Access to America’s Orthopaedic Services Act of 2009 Introduced in the Senate
Senators Cardin (D-MD) and Burr (R-NC) sponsor bill to increase awareness and research for musculoskeletal diseases
WASHINGTON, Aug. 4 /PRNewswire-USNewswire/ — On Thursday, July 30, 2009, the Access to America’s Orthopaedic Services Act of 2009 (AAOS Act), S. 1548, was introduced in the United States Senate by Senators Benjamin Cardin (D-MD) and Richard Burr (R-NC).
This introduction, the first of its kind in the Senate, marks a historical victory for the orthopaedic community. S. 1548 compliments legislation already introduced in the House of Representatives by Representatives Gene Green (D-TX) and Michael Burgess, MD (R-TX).
“Congress has a responsibility to act to increase educational and training efforts, identify gaps in access to care, and help standardize accreditation for specialized care and transplants,” Senator Cardin said.
The AAOS has long championed this legislation, which will bring greater awareness and promote research and new surgical methods to orthopaedic surgeons.
“This is an important development for the orthopaedic community and our patients,” said AAOS Council on Advocacy Chair, Peter J. Mandell, M.D.. “We commend Senators Cardin and Burr for their leadership on improving the ability of patients to access affordable, quality orthopaedic care.”
The budget-neutral AAOS Act offers solutions to lowering the cost of treating bone and joint conditions — with a current annual domestic price tag of $849 billion.
“The effects of musculoskeletal disease can be physically debilitating and very painful for patients.
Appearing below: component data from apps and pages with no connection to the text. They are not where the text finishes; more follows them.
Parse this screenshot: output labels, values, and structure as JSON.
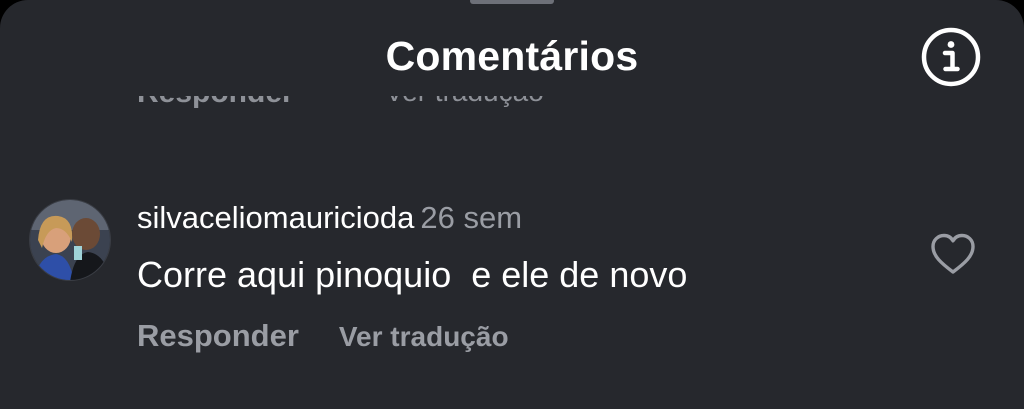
{
  "header": {
    "title": "Comentários",
    "info_icon": "info-icon"
  },
  "previous_comment": {
    "reply_label": "Responder",
    "translate_label": "Ver tradução"
  },
  "comment": {
    "username": "silvaceliomauricioda",
    "time": "26 sem",
    "text": "Corre aqui pinoquio  e ele de novo",
    "reply_label": "Responder",
    "translate_label": "Ver tradução",
    "like_icon": "heart-outline-icon"
  },
  "colors": {
    "background": "#26282d",
    "primary_text": "#ffffff",
    "secondary_text": "#9a9da4"
  }
}
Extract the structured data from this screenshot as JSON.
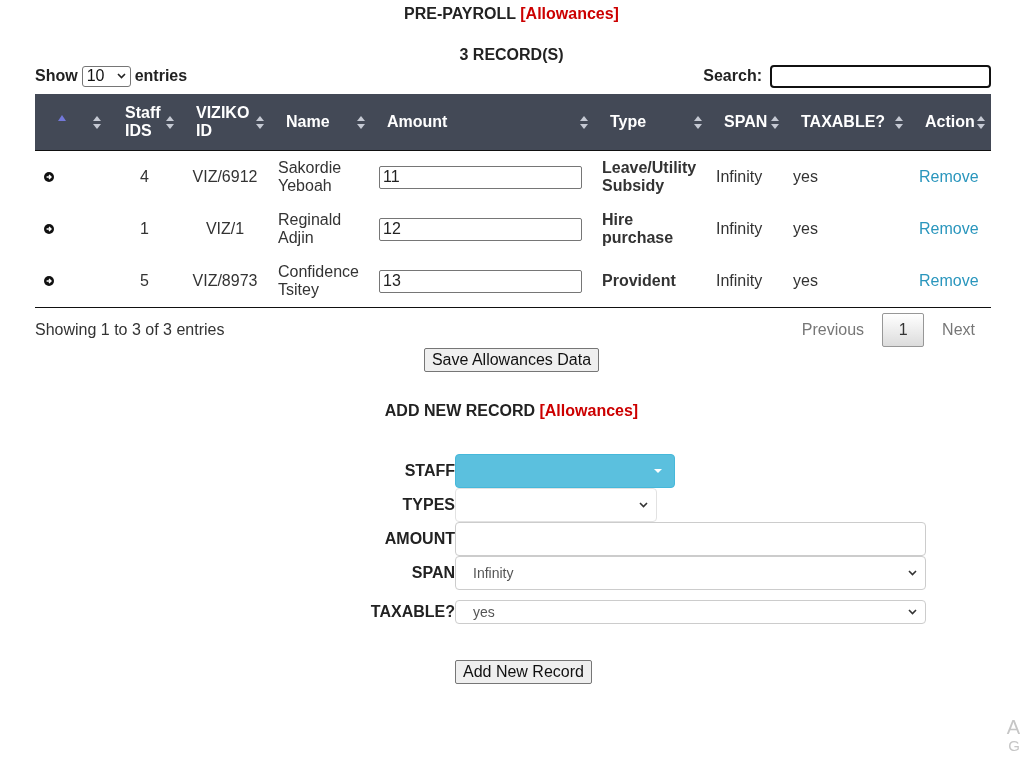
{
  "title": {
    "text": "PRE-PAYROLL",
    "tag": "[Allowances]"
  },
  "record_count": "3 RECORD(S)",
  "length_menu": {
    "prefix": "Show",
    "value": "10",
    "suffix": "entries"
  },
  "search": {
    "label": "Search:"
  },
  "table": {
    "columns": [
      {
        "sorted": true
      },
      {
        "sorted": false
      },
      {
        "label": "Staff IDS",
        "sorted": false
      },
      {
        "label": "VIZIKO ID",
        "sorted": false
      },
      {
        "label": "Name",
        "sorted": false
      },
      {
        "label": "Amount",
        "sorted": false
      },
      {
        "label": "Type",
        "sorted": false
      },
      {
        "label": "SPAN",
        "sorted": false
      },
      {
        "label": "TAXABLE?",
        "sorted": false
      },
      {
        "label": "Action",
        "sorted": false
      }
    ],
    "rows": [
      {
        "staff_id": "4",
        "viziko_id": "VIZ/6912",
        "name": "Sakordie Yeboah",
        "amount": "11",
        "type": "Leave/Utility Subsidy",
        "span": "Infinity",
        "taxable": "yes",
        "action": "Remove"
      },
      {
        "staff_id": "1",
        "viziko_id": "VIZ/1",
        "name": "Reginald Adjin",
        "amount": "12",
        "type": "Hire purchase",
        "span": "Infinity",
        "taxable": "yes",
        "action": "Remove"
      },
      {
        "staff_id": "5",
        "viziko_id": "VIZ/8973",
        "name": "Confidence Tsitey",
        "amount": "13",
        "type": "Provident",
        "span": "Infinity",
        "taxable": "yes",
        "action": "Remove"
      }
    ]
  },
  "info": "Showing 1 to 3 of 3 entries",
  "pagination": {
    "previous": {
      "label": "Previous",
      "disabled": true
    },
    "pages": [
      {
        "label": "1",
        "selected": true
      }
    ],
    "next": {
      "label": "Next",
      "disabled": true
    }
  },
  "save_button": "Save Allowances Data",
  "form": {
    "title": {
      "text": "ADD NEW RECORD",
      "tag": "[Allowances]"
    },
    "fields": [
      {
        "label": "STAFF",
        "kind": "dropdown-button"
      },
      {
        "label": "TYPES",
        "kind": "short-select"
      },
      {
        "label": "AMOUNT",
        "kind": "input"
      },
      {
        "label": "SPAN",
        "kind": "select",
        "value": "Infinity"
      },
      {
        "label": "TAXABLE?",
        "kind": "select",
        "value": "yes"
      }
    ],
    "submit": "Add New Record"
  },
  "os_overlay": {
    "lines": [
      "A",
      "G"
    ]
  }
}
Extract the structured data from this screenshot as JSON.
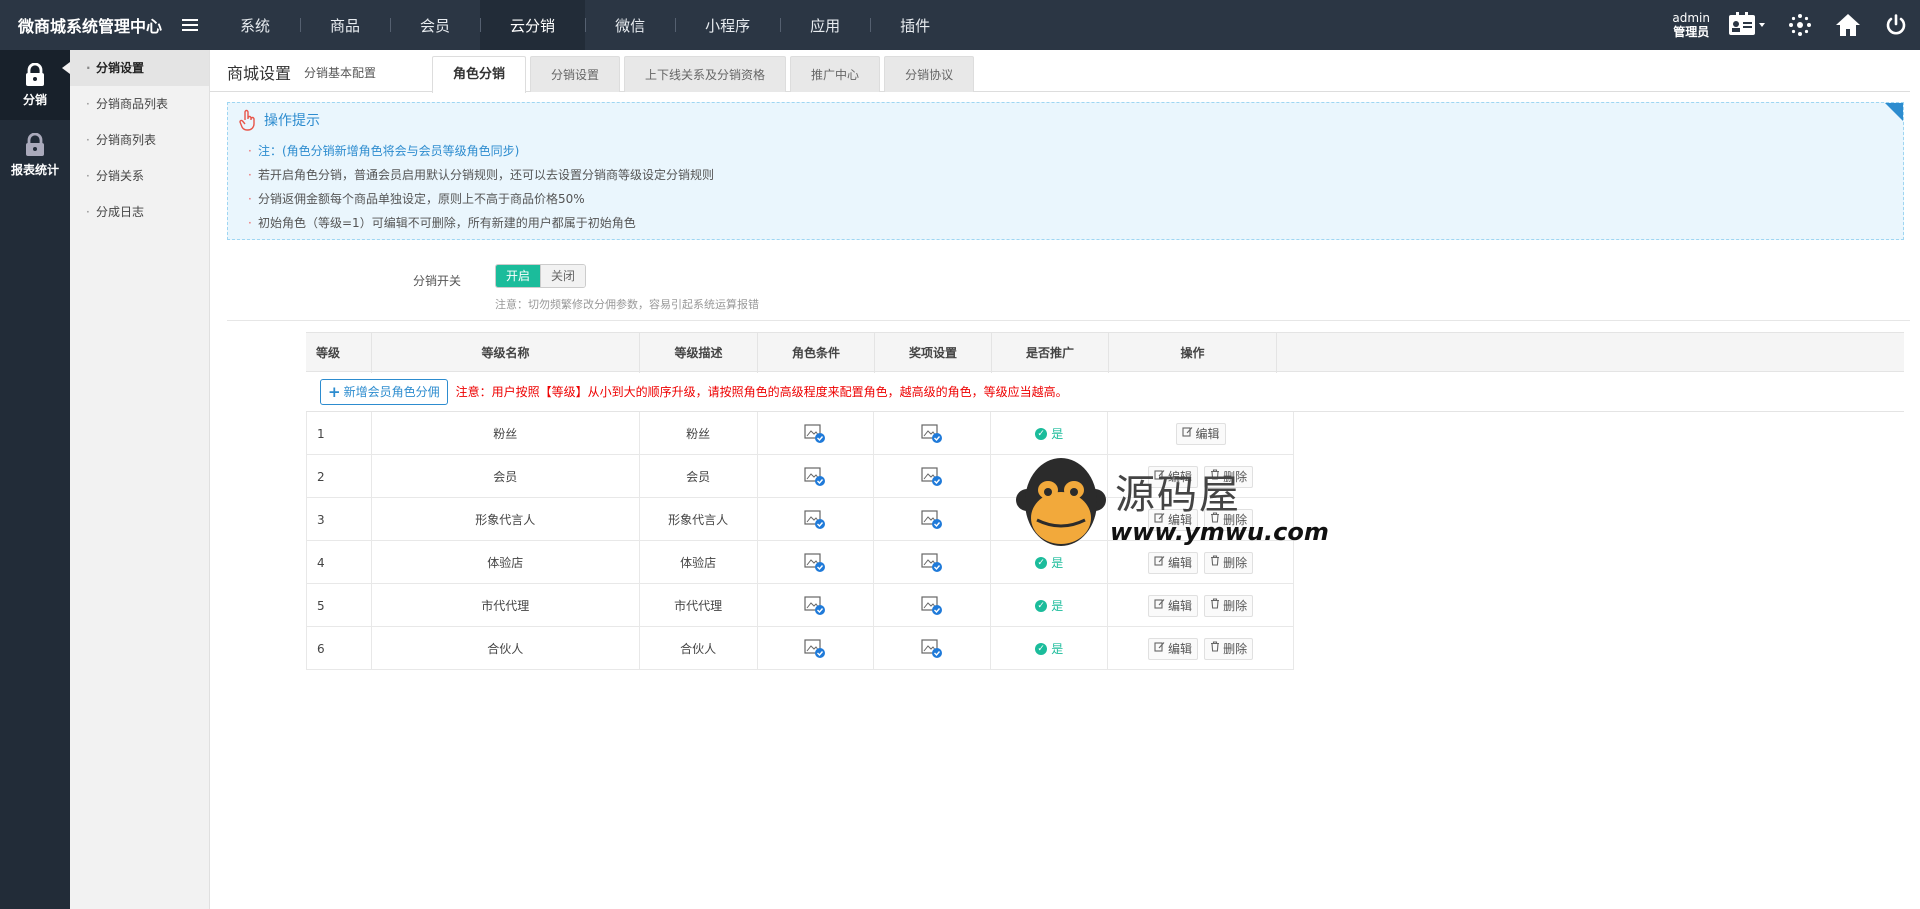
{
  "topbar": {
    "brand": "微商城系统管理中心",
    "nav": [
      "系统",
      "商品",
      "会员",
      "云分销",
      "微信",
      "小程序",
      "应用",
      "插件"
    ],
    "active_nav": 3,
    "admin_name": "admin",
    "admin_role": "管理员"
  },
  "sidebar": {
    "tiles": [
      {
        "label": "分销",
        "icon": "lock-icon",
        "active": true
      },
      {
        "label": "报表统计",
        "icon": "lock-icon",
        "active": false
      }
    ],
    "sub_items": [
      "分销设置",
      "分销商品列表",
      "分销商列表",
      "分销关系",
      "分成日志"
    ]
  },
  "header": {
    "title": "商城设置",
    "subtitle": "分销基本配置",
    "tabs": [
      "角色分销",
      "分销设置",
      "上下线关系及分销资格",
      "推广中心",
      "分销协议"
    ]
  },
  "tips": {
    "title": "操作提示",
    "items": [
      "注：(角色分销新增角色将会与会员等级角色同步)",
      "若开启角色分销，普通会员启用默认分销规则，还可以去设置分销商等级设定分销规则",
      "分销返佣金额每个商品单独设定，原则上不高于商品价格50%",
      "初始角色（等级=1）可编辑不可删除，所有新建的用户都属于初始角色"
    ]
  },
  "switch": {
    "label": "分销开关",
    "on": "开启",
    "off": "关闭",
    "note": "注意：切勿频繁修改分佣参数，容易引起系统运算报错"
  },
  "table": {
    "headers": [
      "等级",
      "等级名称",
      "等级描述",
      "角色条件",
      "奖项设置",
      "是否推广",
      "操作"
    ],
    "add_button": "新增会员角色分佣",
    "warning": "注意：用户按照【等级】从小到大的顺序升级，请按照角色的高级程度来配置角色，越高级的角色，等级应当越高。",
    "yes_label": "是",
    "edit_label": "编辑",
    "delete_label": "删除",
    "rows": [
      {
        "level": "1",
        "name": "粉丝",
        "desc": "粉丝"
      },
      {
        "level": "2",
        "name": "会员",
        "desc": "会员"
      },
      {
        "level": "3",
        "name": "形象代言人",
        "desc": "形象代言人"
      },
      {
        "level": "4",
        "name": "体验店",
        "desc": "体验店"
      },
      {
        "level": "5",
        "name": "市代代理",
        "desc": "市代代理"
      },
      {
        "level": "6",
        "name": "合伙人",
        "desc": "合伙人"
      }
    ]
  },
  "watermark": {
    "text": "源码屋",
    "url": "www.ymwu.com"
  },
  "colors": {
    "topbar": "#2b3644",
    "accent_green": "#1bbc9b",
    "accent_blue": "#2d8ccf",
    "warning_red": "#ee0000"
  }
}
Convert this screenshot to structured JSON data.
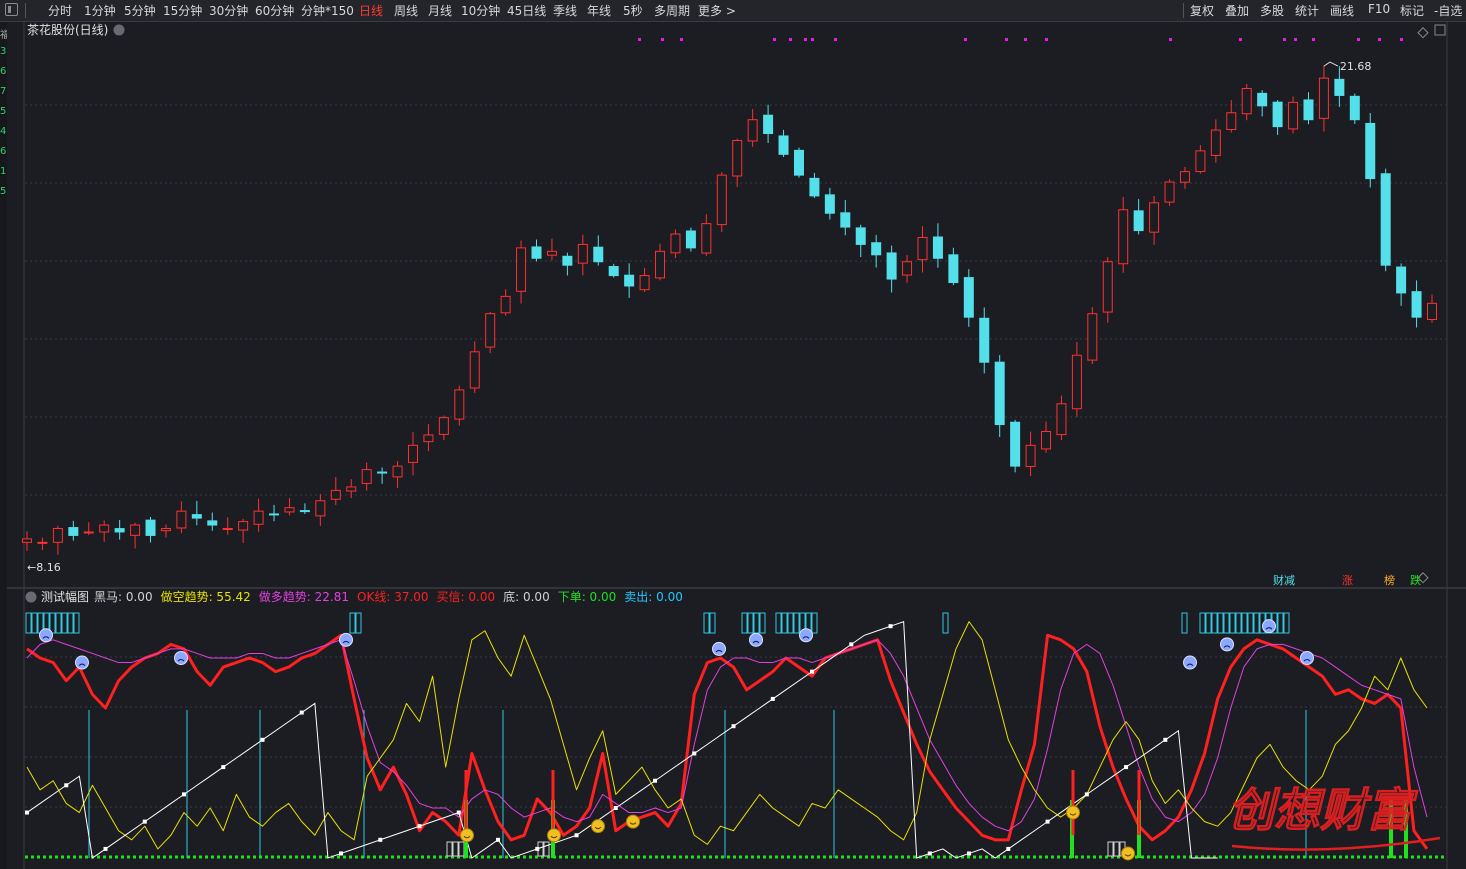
{
  "toolbar": {
    "periods": [
      {
        "label": "分时",
        "x": 48
      },
      {
        "label": "1分钟",
        "x": 84
      },
      {
        "label": "5分钟",
        "x": 124
      },
      {
        "label": "15分钟",
        "x": 163
      },
      {
        "label": "30分钟",
        "x": 209
      },
      {
        "label": "60分钟",
        "x": 255
      },
      {
        "label": "分钟*150",
        "x": 301
      },
      {
        "label": "日线",
        "x": 359,
        "active": true
      },
      {
        "label": "周线",
        "x": 394
      },
      {
        "label": "月线",
        "x": 428
      },
      {
        "label": "10分钟",
        "x": 461
      },
      {
        "label": "45日线",
        "x": 507
      },
      {
        "label": "季线",
        "x": 553
      },
      {
        "label": "年线",
        "x": 587
      },
      {
        "label": "5秒",
        "x": 623
      },
      {
        "label": "多周期",
        "x": 654
      },
      {
        "label": "更多 >",
        "x": 698
      }
    ],
    "right": [
      {
        "label": "复权",
        "x": 1190
      },
      {
        "label": "叠加",
        "x": 1225
      },
      {
        "label": "多股",
        "x": 1260
      },
      {
        "label": "统计",
        "x": 1295
      },
      {
        "label": "画线",
        "x": 1330
      },
      {
        "label": "F10",
        "x": 1368
      },
      {
        "label": "标记",
        "x": 1400
      },
      {
        "label": "-自选",
        "x": 1434
      }
    ]
  },
  "left_strip": [
    "福",
    "3",
    "6",
    "7",
    "5",
    "4",
    "6",
    "1",
    "5"
  ],
  "chart_data": [
    {
      "type": "candlestick",
      "title": "茶花股份(日线)",
      "ylim": [
        7.0,
        22.5
      ],
      "annotations": {
        "high": "21.68",
        "low": "8.16"
      },
      "bottom_tags": [
        "财减",
        "涨",
        "榜",
        "跌"
      ],
      "marker_color": "#e020e0",
      "close": [
        8.1,
        8.0,
        8.4,
        8.2,
        8.3,
        8.5,
        8.3,
        8.5,
        8.2,
        8.4,
        8.9,
        8.7,
        8.5,
        8.4,
        8.6,
        8.9,
        8.8,
        9.0,
        8.9,
        9.2,
        9.5,
        9.6,
        10.1,
        10.0,
        10.2,
        10.8,
        11.1,
        11.6,
        12.4,
        13.5,
        14.6,
        15.1,
        16.5,
        16.2,
        16.4,
        16.0,
        16.6,
        16.1,
        15.7,
        15.4,
        15.7,
        16.4,
        16.9,
        16.5,
        17.2,
        18.6,
        19.6,
        20.2,
        19.8,
        19.2,
        18.6,
        18.0,
        17.5,
        17.1,
        16.6,
        16.3,
        15.6,
        16.1,
        16.8,
        16.2,
        15.5,
        14.5,
        13.2,
        11.4,
        10.2,
        10.8,
        11.2,
        12.0,
        13.4,
        14.6,
        16.1,
        17.6,
        17.0,
        17.8,
        18.4,
        18.7,
        19.3,
        19.9,
        20.4,
        21.1,
        20.6,
        20.0,
        20.7,
        20.2,
        21.4,
        20.9,
        20.2,
        18.5,
        16.0,
        15.2,
        14.5,
        14.9
      ],
      "indicator": {
        "title": "测试幅图",
        "labels": [
          {
            "text": "黑马: 0.00",
            "color": "#d0d0d0"
          },
          {
            "text": "做空趋势: 55.42",
            "color": "#e8e000"
          },
          {
            "text": "做多趋势: 22.81",
            "color": "#e040e0"
          },
          {
            "text": "OK线: 37.00",
            "color": "#ff2020"
          },
          {
            "text": "买信: 0.00",
            "color": "#ff2020"
          },
          {
            "text": "底: 0.00",
            "color": "#d0d0d0"
          },
          {
            "text": "下单: 0.00",
            "color": "#20e020"
          },
          {
            "text": "卖出: 0.00",
            "color": "#20c8ff"
          }
        ],
        "ylim": [
          0,
          110
        ],
        "series": [
          {
            "name": "OK线",
            "color": "#ff2020",
            "values": [
              92,
              88,
              86,
              78,
              84,
              72,
              66,
              78,
              84,
              88,
              90,
              94,
              92,
              82,
              76,
              84,
              86,
              88,
              86,
              82,
              84,
              88,
              90,
              94,
              98,
              70,
              44,
              30,
              40,
              28,
              12,
              20,
              16,
              10,
              46,
              30,
              16,
              8,
              10,
              26,
              20,
              10,
              14,
              22,
              46,
              12,
              16,
              18,
              20,
              14,
              24,
              72,
              86,
              88,
              84,
              74,
              78,
              82,
              88,
              84,
              80,
              88,
              90,
              92,
              94,
              96,
              78,
              64,
              50,
              38,
              30,
              22,
              16,
              10,
              8,
              8,
              30,
              50,
              98,
              96,
              92,
              82,
              58,
              40,
              26,
              14,
              8,
              12,
              18,
              30,
              46,
              70,
              84,
              92,
              96,
              94,
              92,
              88,
              84,
              80,
              72,
              74,
              70,
              68,
              72,
              66,
              12,
              4
            ]
          },
          {
            "name": "做多趋势",
            "color": "#e040e0",
            "values": [
              88,
              94,
              96,
              94,
              92,
              90,
              88,
              86,
              86,
              88,
              90,
              92,
              92,
              90,
              88,
              88,
              88,
              90,
              90,
              88,
              88,
              90,
              92,
              94,
              96,
              78,
              58,
              42,
              38,
              32,
              24,
              22,
              22,
              18,
              26,
              30,
              28,
              22,
              18,
              20,
              22,
              18,
              16,
              18,
              28,
              24,
              20,
              20,
              22,
              20,
              22,
              50,
              74,
              84,
              88,
              88,
              86,
              86,
              88,
              88,
              86,
              88,
              90,
              92,
              94,
              96,
              90,
              80,
              66,
              52,
              42,
              32,
              24,
              18,
              14,
              12,
              16,
              26,
              48,
              74,
              90,
              94,
              90,
              76,
              58,
              40,
              26,
              18,
              16,
              20,
              28,
              44,
              66,
              84,
              92,
              94,
              94,
              92,
              90,
              88,
              84,
              80,
              76,
              74,
              72,
              70,
              40,
              18
            ]
          },
          {
            "name": "做空趋势",
            "color": "#e8e000",
            "values": [
              40,
              30,
              34,
              24,
              20,
              32,
              22,
              12,
              8,
              14,
              4,
              10,
              20,
              14,
              22,
              12,
              28,
              18,
              14,
              20,
              24,
              16,
              10,
              20,
              12,
              8,
              36,
              44,
              52,
              68,
              60,
              80,
              40,
              70,
              96,
              100,
              88,
              80,
              98,
              84,
              70,
              50,
              30,
              44,
              56,
              28,
              34,
              40,
              30,
              22,
              26,
              10,
              6,
              14,
              12,
              20,
              28,
              22,
              18,
              14,
              24,
              22,
              30,
              26,
              22,
              18,
              12,
              8,
              20,
              52,
              72,
              92,
              104,
              96,
              74,
              52,
              40,
              30,
              22,
              18,
              22,
              28,
              40,
              52,
              60,
              52,
              34,
              24,
              30,
              22,
              16,
              14,
              20,
              32,
              44,
              50,
              40,
              34,
              30,
              36,
              50,
              56,
              66,
              80,
              74,
              88,
              74,
              66
            ]
          },
          {
            "name": "黑马",
            "color": "#ffffff",
            "values": [
              20,
              24,
              28,
              32,
              36,
              0,
              4,
              8,
              12,
              16,
              20,
              24,
              28,
              32,
              36,
              40,
              44,
              48,
              52,
              56,
              60,
              64,
              68,
              0,
              2,
              4,
              6,
              8,
              10,
              12,
              14,
              16,
              18,
              20,
              0,
              4,
              8,
              0,
              2,
              4,
              6,
              8,
              10,
              14,
              18,
              22,
              26,
              30,
              34,
              38,
              42,
              46,
              50,
              54,
              58,
              62,
              66,
              70,
              74,
              78,
              82,
              86,
              90,
              94,
              98,
              100,
              102,
              104,
              0,
              2,
              4,
              0,
              2,
              4,
              0,
              4,
              8,
              12,
              16,
              20,
              24,
              28,
              32,
              36,
              40,
              44,
              48,
              52,
              56,
              0,
              0,
              0
            ]
          }
        ],
        "cyan_line_x": [
          89,
          187,
          260,
          364,
          503,
          725,
          834,
          1306
        ],
        "green_bar_x": [
          466,
          553,
          1072,
          1139,
          1391,
          1406
        ],
        "smiles": [
          [
            467,
            10
          ],
          [
            554,
            10
          ],
          [
            598,
            14
          ],
          [
            633,
            16
          ],
          [
            1073,
            20
          ],
          [
            1128,
            2
          ]
        ],
        "frowns": [
          [
            46,
            98
          ],
          [
            82,
            86
          ],
          [
            181,
            88
          ],
          [
            346,
            96
          ],
          [
            719,
            92
          ],
          [
            756,
            96
          ],
          [
            806,
            98
          ],
          [
            1190,
            86
          ],
          [
            1227,
            94
          ],
          [
            1269,
            102
          ],
          [
            1307,
            88
          ]
        ]
      }
    }
  ],
  "watermark": "创想财富"
}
It also costs our nation billions of dollars each year in treatment and care. As a large number of Americans get older, good bone health will need to be a top priority for our country. I’m pleased to work with the AAOS and Senator Cardin on this important legislation,” said Senator Richard Burr.
The AAOS Act focuses on key areas within orthopaedic care, such as:
- Trauma and Rehabilitation. The AAOS Act will coordinate current musculoskeletal trauma research among government agencies to improve the nation’s trauma treatment and network models.
- Musculoskeletal Research. The AAOS Act will encourage diversity among young and underrepresented investigators in the field of orthopaedic surgery.
- Women’s Health. The Office on Women’s Health will be asked to launch an educational campaign, “Powerful Bones, Powerful Girls,” for young women (ages 9-12) about the importance of bone health and osteoporosis prevention.
- Aging and Seniors. The AAOS Act supports an education campaign on musculoskeletal disease targeting the public and health professionals and would encourage states to develop or expand activity programs for seniors.
- Pediatrics. The Surgeon General will be required to report to Congress on the incidence of childhood musculoskeletal diseases and barriers to accessing orthopaedic care for children within two years.
- Workforce and Training. The Health Resources and Services Administration (HRSA) will be requested to conduct a study on graduate medical education and the impact of funding on the availability of specialty physicians.
- Quality and Safety. The AAOS Act reauthorizes the Transplantation Transmission Sentinel Network administered by the United Network of Organ Sharing (UNOS) through a grant allocated by the Centers for Disease Control and Prevention (CDC). All companies engaged in the manufacture of human, cellular, tissue or tissue-based products will be required to become accredited by a nationally recognized accreditation agency.
- Healthy America. The Department of Health and Human Services will be asked to conduct studies on the causes of severe trauma to extremities resulting from vehicular crashes. Additionally, the legislation requires the National Occupational Research Agenda (NORA) to promote a coordinated effort to collect information on causes of workplace musculoskeletal injuries in an effort to develop preventative measures.
“Bone loss, joint pain, and debilitating trauma are among the many forms of musculoskeletal diseases and conditions that are the leading causes of disability in the United States today. Such problems account for more than one-half of all chronic conditions in people over 50 years old. Despite such widespread affliction, there is an inherent lack of awareness in the public and the medical community about bone and joint health. It’s costing us billions of dollars each year in medical and hospital costs, work loss, and outright pain,” said Senator Cardin.
It is the hope of the orthopaedic community that these measures will increase awareness of musculoskeletal conditions, greatly enhance the lives of Americans and provide long-term health care savings.
“Those of us in the orthopaedic community appreciate this renewed focus on musculoskeletal issues and our continued effort to improve the level of care for our patients,” Dr. Mandell said.
SOURCE American Academy of Orthopaedic Surgeons